### Task
Look through the material that follows and show every line with the string "rotation".

### Data shown
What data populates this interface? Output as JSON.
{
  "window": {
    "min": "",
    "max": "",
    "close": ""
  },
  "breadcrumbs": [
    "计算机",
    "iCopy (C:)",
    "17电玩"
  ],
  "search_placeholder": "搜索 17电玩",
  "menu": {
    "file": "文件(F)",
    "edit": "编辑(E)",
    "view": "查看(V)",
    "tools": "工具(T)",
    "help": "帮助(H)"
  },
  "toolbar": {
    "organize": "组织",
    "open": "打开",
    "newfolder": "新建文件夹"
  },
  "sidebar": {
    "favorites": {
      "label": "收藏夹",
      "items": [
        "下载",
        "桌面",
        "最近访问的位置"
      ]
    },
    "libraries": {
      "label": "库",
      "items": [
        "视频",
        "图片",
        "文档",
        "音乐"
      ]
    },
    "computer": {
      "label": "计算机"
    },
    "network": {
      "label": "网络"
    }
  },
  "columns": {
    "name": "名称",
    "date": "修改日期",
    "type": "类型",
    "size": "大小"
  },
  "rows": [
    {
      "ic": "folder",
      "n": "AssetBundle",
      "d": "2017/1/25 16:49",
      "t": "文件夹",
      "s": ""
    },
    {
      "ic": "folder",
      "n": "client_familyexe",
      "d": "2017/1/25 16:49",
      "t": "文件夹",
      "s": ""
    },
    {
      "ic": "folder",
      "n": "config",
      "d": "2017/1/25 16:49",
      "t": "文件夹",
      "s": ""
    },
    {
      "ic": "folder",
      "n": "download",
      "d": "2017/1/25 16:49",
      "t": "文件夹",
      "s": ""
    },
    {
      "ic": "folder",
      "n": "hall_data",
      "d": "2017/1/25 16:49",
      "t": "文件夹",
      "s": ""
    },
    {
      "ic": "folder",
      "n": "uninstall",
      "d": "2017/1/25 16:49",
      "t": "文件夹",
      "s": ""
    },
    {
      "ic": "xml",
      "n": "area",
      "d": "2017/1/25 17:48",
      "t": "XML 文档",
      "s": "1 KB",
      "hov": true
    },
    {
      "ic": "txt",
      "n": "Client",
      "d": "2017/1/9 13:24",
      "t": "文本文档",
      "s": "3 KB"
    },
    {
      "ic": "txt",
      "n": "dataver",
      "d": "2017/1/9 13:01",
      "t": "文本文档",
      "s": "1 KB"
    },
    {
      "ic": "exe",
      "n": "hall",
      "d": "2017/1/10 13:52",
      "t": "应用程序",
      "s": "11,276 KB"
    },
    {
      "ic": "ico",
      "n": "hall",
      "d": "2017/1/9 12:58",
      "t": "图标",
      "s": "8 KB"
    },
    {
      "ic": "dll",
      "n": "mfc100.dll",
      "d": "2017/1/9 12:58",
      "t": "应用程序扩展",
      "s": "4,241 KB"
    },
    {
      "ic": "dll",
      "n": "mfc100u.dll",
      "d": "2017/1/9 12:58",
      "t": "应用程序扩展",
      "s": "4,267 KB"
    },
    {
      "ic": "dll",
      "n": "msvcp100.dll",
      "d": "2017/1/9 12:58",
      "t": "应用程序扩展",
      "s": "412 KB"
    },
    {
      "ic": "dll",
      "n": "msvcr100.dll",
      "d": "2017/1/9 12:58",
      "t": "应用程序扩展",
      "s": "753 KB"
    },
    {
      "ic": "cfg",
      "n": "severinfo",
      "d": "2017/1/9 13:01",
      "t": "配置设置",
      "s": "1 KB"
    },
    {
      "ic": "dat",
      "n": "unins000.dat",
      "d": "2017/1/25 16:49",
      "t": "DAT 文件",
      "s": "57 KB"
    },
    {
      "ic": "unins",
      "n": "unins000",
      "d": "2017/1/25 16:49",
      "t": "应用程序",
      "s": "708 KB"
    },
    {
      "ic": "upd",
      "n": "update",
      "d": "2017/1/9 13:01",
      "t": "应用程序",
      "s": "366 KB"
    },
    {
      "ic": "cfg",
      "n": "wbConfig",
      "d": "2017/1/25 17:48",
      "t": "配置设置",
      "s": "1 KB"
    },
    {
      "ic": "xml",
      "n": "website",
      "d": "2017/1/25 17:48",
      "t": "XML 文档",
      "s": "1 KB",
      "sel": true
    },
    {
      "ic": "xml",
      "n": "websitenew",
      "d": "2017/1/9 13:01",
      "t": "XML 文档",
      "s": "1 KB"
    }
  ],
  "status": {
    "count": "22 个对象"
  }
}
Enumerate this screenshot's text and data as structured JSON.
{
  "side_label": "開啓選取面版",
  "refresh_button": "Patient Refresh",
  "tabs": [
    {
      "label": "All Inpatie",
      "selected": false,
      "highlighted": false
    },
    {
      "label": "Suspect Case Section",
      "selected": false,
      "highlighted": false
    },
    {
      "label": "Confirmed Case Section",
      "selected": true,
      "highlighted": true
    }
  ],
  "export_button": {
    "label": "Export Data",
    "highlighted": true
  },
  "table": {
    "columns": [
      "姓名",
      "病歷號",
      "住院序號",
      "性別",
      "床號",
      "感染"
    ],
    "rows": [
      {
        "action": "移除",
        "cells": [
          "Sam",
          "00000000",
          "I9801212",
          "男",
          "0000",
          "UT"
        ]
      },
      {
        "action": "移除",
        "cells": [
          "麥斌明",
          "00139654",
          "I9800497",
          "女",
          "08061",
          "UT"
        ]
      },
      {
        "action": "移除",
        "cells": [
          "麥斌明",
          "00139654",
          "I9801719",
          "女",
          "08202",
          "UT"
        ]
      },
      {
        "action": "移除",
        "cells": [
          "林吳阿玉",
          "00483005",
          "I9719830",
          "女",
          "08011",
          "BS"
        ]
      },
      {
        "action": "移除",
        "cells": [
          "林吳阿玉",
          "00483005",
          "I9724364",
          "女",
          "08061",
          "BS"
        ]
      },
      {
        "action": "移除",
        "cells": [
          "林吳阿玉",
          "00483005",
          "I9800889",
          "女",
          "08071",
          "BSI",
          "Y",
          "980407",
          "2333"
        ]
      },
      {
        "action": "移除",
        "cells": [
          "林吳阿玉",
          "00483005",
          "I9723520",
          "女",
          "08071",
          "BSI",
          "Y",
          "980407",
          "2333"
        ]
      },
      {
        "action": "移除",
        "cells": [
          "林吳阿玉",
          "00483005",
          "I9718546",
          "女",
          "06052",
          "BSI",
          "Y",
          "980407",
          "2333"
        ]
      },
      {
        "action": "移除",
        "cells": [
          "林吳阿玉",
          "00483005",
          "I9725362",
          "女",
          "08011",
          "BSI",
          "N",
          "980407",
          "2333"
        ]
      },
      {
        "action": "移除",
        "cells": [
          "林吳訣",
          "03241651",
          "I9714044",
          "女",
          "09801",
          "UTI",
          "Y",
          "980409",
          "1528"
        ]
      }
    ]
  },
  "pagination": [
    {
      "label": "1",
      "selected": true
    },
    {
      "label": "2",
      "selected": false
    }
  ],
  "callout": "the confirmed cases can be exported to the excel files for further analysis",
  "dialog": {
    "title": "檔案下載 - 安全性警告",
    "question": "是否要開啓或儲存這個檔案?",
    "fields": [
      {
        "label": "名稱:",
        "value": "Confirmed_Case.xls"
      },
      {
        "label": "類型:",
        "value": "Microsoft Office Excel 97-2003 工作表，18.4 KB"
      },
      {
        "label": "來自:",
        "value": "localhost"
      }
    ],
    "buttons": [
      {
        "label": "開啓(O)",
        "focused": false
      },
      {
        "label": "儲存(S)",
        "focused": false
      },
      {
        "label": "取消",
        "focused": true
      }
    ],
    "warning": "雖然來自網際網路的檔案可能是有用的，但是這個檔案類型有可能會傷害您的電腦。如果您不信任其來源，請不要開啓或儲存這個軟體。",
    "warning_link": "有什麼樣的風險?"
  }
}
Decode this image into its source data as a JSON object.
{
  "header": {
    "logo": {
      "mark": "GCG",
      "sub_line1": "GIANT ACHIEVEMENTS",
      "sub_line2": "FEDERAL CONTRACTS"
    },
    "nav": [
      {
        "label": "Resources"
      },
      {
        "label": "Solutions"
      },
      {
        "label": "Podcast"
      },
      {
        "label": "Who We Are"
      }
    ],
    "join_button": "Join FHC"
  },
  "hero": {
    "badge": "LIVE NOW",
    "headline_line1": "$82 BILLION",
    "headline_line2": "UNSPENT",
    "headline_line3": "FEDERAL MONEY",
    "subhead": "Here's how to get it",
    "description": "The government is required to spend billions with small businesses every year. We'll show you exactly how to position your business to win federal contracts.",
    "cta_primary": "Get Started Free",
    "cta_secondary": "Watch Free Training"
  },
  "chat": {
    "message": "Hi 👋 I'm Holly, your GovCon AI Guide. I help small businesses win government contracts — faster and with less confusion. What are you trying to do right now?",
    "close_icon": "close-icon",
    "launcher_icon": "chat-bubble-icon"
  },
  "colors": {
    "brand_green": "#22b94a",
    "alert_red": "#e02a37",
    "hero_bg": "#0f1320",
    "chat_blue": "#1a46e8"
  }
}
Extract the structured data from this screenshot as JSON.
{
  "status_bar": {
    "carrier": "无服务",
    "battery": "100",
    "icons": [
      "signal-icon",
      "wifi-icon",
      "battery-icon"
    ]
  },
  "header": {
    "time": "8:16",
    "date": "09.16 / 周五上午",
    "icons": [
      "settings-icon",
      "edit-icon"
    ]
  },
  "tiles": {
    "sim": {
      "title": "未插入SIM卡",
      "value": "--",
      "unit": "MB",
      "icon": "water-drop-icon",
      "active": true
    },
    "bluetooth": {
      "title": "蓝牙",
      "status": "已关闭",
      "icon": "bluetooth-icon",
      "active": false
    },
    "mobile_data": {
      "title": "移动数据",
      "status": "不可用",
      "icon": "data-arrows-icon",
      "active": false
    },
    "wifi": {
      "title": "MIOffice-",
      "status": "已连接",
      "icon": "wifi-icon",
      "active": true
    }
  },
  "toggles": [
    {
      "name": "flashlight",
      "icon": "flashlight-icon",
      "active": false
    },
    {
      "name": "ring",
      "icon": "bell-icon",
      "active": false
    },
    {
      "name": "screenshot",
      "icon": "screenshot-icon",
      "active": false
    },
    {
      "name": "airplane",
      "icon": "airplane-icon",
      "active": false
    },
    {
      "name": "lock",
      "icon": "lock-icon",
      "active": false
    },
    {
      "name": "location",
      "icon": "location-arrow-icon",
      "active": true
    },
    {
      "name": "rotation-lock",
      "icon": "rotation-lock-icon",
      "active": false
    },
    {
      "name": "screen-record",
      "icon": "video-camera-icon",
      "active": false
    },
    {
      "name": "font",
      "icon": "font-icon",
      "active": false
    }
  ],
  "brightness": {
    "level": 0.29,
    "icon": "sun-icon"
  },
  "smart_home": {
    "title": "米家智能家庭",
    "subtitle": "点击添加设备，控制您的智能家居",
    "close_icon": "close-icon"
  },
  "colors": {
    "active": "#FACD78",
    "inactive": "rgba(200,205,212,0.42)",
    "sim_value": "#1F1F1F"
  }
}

### Your response
      "name": "rotation-lock",
      "icon": "rotation-lock-icon",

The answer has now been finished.